long time, no see. have you been well? i hope that you're surviving this scorching summer. the nashville heat has been absolutely relentless the past couple of months and left me wondering - "what in the world was i thinking moving back here?" you know it's been a rough summer when you're relieved to see temperatures back down to double digits.

i just wanted to touch base with my readers (if i still have any of those?) to let you know what the past couple of months have looked like for me. besides the "growing pains" i've experienced moving, starting a new job, and establishing myself as a young professional, i've definitely felt the effects of culture shock/re-entry to "normal" american life much longer and much more acutely than i'd ever care to admit. it's been a tough journey, but i can feel things getting better and for that, i am thankful.

one resource i've found recently that has been of great help to me is a wonderful organization called KAAN, or the Korean American Adoptee Adoptive Family Network. i happened upon them, believe it or not, through a facebook friend just a few weeks ago -- and only 2 days before their annual conference. i took a last-minute leap of faith and drove all night after work to atlanta to participate in the weekend's offerings. i had no idea what to expect going into it, but i was pleasantly surprised. one thing that many participants expressed, which i can completely relate to, was a sense of "whoa. for the first time in my life, everyone here is just like me." i'm really encouraged by the sense of community i've found as i've dipped my toes into the "korean adoptee world" and i've been pleasantly surprised by how welcoming everyone has been. if you're interested in more information about KAAN, their website can be found here: they also have an active facebook page.

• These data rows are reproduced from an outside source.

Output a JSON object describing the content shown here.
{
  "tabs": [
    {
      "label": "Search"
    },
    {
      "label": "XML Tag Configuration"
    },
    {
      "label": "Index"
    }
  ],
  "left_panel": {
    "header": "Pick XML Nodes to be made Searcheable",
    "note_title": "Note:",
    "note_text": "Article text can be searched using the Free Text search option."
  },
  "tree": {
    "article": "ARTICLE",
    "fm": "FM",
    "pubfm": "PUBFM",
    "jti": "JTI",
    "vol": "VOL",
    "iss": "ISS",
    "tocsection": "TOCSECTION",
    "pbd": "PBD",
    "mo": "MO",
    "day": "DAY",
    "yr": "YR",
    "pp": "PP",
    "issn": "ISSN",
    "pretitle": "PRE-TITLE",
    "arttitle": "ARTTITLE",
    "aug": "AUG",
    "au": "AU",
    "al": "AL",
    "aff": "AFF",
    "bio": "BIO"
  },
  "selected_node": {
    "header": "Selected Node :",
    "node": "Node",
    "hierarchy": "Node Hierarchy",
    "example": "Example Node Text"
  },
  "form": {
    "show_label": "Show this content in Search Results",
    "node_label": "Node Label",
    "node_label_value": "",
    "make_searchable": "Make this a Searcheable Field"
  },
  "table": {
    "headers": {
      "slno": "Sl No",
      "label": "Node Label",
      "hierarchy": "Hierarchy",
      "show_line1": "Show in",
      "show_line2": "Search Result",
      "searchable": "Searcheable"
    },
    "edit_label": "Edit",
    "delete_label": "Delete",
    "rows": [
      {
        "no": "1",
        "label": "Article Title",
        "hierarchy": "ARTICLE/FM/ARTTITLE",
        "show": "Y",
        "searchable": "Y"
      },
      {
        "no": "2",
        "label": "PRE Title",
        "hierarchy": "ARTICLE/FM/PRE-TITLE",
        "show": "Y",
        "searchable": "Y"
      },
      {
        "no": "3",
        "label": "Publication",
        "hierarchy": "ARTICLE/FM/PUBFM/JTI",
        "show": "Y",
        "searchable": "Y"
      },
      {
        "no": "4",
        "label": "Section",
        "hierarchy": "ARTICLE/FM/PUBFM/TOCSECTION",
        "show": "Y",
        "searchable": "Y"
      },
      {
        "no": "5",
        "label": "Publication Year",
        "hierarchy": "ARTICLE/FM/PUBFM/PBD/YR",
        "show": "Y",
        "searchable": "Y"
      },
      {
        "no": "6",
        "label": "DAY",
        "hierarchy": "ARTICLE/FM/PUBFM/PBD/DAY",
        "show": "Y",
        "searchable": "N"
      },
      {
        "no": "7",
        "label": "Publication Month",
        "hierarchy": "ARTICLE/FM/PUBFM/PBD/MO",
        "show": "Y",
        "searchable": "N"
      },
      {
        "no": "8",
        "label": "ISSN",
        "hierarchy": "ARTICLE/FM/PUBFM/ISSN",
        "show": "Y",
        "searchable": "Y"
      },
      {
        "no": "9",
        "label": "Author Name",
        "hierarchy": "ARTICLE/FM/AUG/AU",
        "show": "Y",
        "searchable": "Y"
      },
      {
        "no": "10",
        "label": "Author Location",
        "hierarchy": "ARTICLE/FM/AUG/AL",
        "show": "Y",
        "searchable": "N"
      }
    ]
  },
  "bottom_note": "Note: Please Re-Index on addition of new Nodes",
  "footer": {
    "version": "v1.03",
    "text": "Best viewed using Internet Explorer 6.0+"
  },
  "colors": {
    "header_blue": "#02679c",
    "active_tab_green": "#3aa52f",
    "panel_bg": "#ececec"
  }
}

as a heads up, i'd also like to introduce you to a great blog called my second mama that can be found here: the blogger, jane ballback and i have been in contact on and off for the past several months, and i'm excited about a project that is currently in the works. i can't tell you too much now, but hope to have more information to share within the next few months. jane is a wonderful lady with a big heart for the adoption story, and i'm anxious to see what the future will bring for her. for now, just get yourself acquainted with her & her story, because this will not be the last you hear of her here.

i'll wrap this up by saying that, while this blog started as a way to document my "year in korea," i'm foreseeing an evolution that will follow my personal growth & development. while i am definitely no scholar on the topic of adoption, i have seen & felt its effects very strongly (maybe for the first time) on my life this past year and that has given me a lot of experiences to share. i have no idea what exactly this will turn into, but i am willing and anxious to be a part of the adoption discourse and see where this will take me & you & this blog.

i hope that you will be willing to take this journey with me. i think that there will be a lot for all of us to learn.